Russian energy giant Gazprom has contracted with Stroygazmontazh, a national oil and gas contractor, to build the new Ukhta-Torzhok 2 pipeline. According to Sputnik, the $653.9 million contract envisions Stroygazmontazh building three segments of a 173-mile section of the pipeline which will service northwestern Russia. The new energy route is vital to the Kremlin's energy plans, providing the country with a new, northwestern route to export energy, as well as supplying energy for domestic use.
Russia could soon have a new military base of operations for its ongoing campaign in Syria. Itar-TASS reports that Iran's government has signaled its readiness to enter into negotiations with Moscow over the possibility of the latter using the Hamedan air base in northwestern Iran as a launchpad for aerial operations in support of the Assad regime. "Since we're cooperating with Russia in struggle with terrorism, we're given some privileges to it as regards the landings and takeoffs of combat aircraft and we'll consider these privileges for Russia again when we feel it necessary and if Russia makes a request for them," Iranian Defense Minister Hossein Dehghan has confirmed.
According to the New York Times, over one million Russians have now been diagnosed with HIV, marking the highest infection rate in Europe and among the most widespread national epidemics in the world. However, the problem is not being adequately addressed by Russian lawmakers, due to the intense stigma attached to the disease within the country. According to Vadim Pokrovsky, the head of the Moscow-based Federal AIDS Center, Russia's HIV epidemic "can already be considered a threat to the entire nation."

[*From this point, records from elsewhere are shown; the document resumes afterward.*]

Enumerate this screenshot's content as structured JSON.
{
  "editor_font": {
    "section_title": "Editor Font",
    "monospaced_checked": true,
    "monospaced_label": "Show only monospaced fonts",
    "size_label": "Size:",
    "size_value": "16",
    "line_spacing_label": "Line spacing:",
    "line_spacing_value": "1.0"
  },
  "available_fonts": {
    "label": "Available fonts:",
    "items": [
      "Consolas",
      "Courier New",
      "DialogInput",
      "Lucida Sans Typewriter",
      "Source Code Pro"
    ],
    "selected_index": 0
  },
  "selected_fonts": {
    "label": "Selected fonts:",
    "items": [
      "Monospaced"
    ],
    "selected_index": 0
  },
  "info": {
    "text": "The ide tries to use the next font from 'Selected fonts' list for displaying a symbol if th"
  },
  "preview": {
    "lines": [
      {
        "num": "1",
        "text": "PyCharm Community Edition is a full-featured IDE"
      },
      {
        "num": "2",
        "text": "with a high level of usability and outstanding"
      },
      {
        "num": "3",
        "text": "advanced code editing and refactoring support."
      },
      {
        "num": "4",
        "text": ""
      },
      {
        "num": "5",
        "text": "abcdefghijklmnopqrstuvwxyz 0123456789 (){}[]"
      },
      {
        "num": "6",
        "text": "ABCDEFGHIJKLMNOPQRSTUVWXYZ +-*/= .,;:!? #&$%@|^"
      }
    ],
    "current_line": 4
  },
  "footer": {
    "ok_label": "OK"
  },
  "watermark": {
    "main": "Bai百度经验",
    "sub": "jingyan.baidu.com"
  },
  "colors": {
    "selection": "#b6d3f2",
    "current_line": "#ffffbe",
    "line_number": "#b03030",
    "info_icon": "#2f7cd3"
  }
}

The policy ball remains squarely in Vladimir Putin's court, given the Russian president's extensive power over governmental spending. As yet, however, Putin hasn't given the issue much attention, and funding for HIV research and treatment - at just $338 million annually - remains minimal. The disease, meanwhile, has been stigmatized by the Russian Orthodox Church, which has called for "moral education" and the "establishment of family values, ideals of chastity and marital fidelity" as the best way to combat it.
Russian state officials are no longer allowed to own foreign assets through third parties. According to The Moscow Times, the new order is part of the National Anti-Corruption Plan imposed by President Putin, and applies to members of the Russian parliament, law enforcement officers, and other officials. Under the language of the law, any assets either physically located or registered abroad are defined as being "foreign" in nature.
[EDITOR'S NOTE: On its face, the new law, an expansion of legislation passed in 2013 and intended to ban offshore bank accounts, is an attempt by the Russian government to combat corruption. However, it also serves a secondary purpose: to make it more difficult for capital to leave the country, thereby shoring up Russia's ailing economy.]
Russia is continuing to wage cyberwar against Ukraine, the country’s president, Petro Poroshenko, has charged. Radio Free Europe/Radio Liberty reports that the Ukrainian government estimates Russian hackers have targeted state institutions approximately 6,500 times in the last two months. "The investigation of a number of incidents indicated the complicity directly or indirectly of Russian security services waging a cyberwar against our country," Poroshenko has told reporters. "Acts of terrorism and sabotage on critical infrastructure facilities remain possible today."